Could not use the pool at night due to no lights since we checked in. Had to fight to get CnN & basic cable. There is no gas grill. We also did not expect to have to remove our own trash — this has become like camping. She sent this last message from her work email, from which we learned she was a yoga instructor, and more than that, an author of a yoga book; she in fact had a Facebook persona that promoted herself as a balanced and thoughtful individual. Accepting the ” what is ” of many situations allows for a lot more peace … Many times we are stressed or upset up from our own desire to make things different than they are. This applies to love relationships. friendships locations — life & The world.

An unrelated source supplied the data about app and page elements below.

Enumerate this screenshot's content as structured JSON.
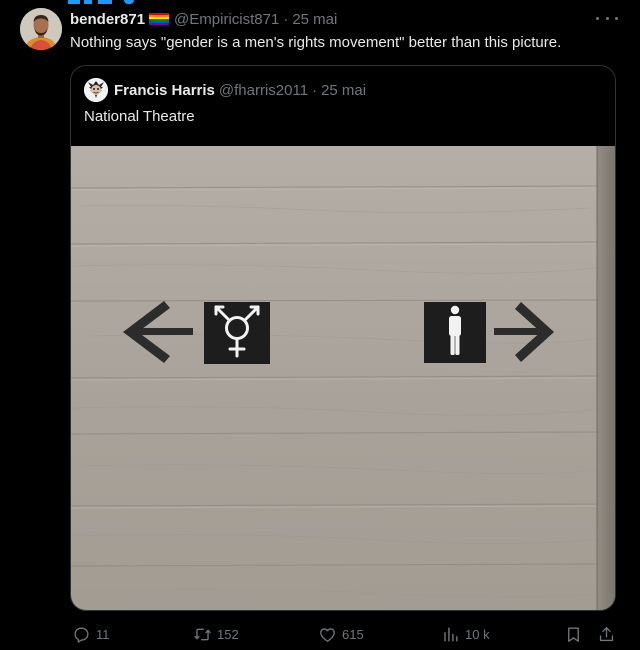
{
  "post": {
    "display_name": "bender871",
    "flag_icon": "rainbow-flag-icon",
    "flag_colors": [
      "#e40303",
      "#ff8c00",
      "#ffed00",
      "#008026",
      "#004dff",
      "#750787"
    ],
    "handle": "@Empiricist871",
    "separator": "·",
    "date": "25 mai",
    "text": "Nothing says \"gender is a men's rights movement\" better than this picture.",
    "more_icon": "more-icon"
  },
  "quote": {
    "display_name": "Francis Harris",
    "handle": "@fharris2011",
    "separator": "·",
    "date": "25 mai",
    "text": "National Theatre"
  },
  "actions": {
    "reply": {
      "icon": "reply-icon",
      "count": "11"
    },
    "repost": {
      "icon": "repost-icon",
      "count": "152"
    },
    "like": {
      "icon": "heart-icon",
      "count": "615"
    },
    "views": {
      "icon": "views-icon",
      "count": "10 k"
    },
    "bookmark": {
      "icon": "bookmark-icon"
    },
    "share": {
      "icon": "share-icon"
    }
  },
  "colors": {
    "background": "#000000",
    "text": "#e7e9ea",
    "muted": "#71767b",
    "border": "#2f3336",
    "accent": "#1d9bf0"
  }
}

Indeed she was something that is likely becoming common in our bandwidth world: a social media Dr. Jekyll and Ms. Hyde.
While Abdellatif Kechiche’s Blue is the Warmest Color received controversial press for its stark portrayal of sexuality, the film’s only real problem is in its self-indulgence. Choked with scenes of endless dancing, staring into space and, yes, sex, the film needs an editor; at over an hour too long, the film’s essential moments and images are lost in the ego of the author. Of course Kechiche is not alone in his onanism; many an excellent director has fallen victim to believing that everything shot is sacred, including Spike Lee’s Malcolm X, Martin Scorsese’s The Departed, Werner Herzog’s Fitzcarraldo, Francis Ford Coppola’s Apocalypse Now Redux, Lars von Trier’s Nymphomanic, Stanley Kubrick’s The Shining and Michael Cimino’s infamous Heaven’s Gate. This is to say nothing of the glut of Hollywood monstrosities such as Titanic, The Lord of the Rings and all of the superheroes piled atop each other.It’s the simpler things that ring true, such as a director listening to his inner voice: “Cut!”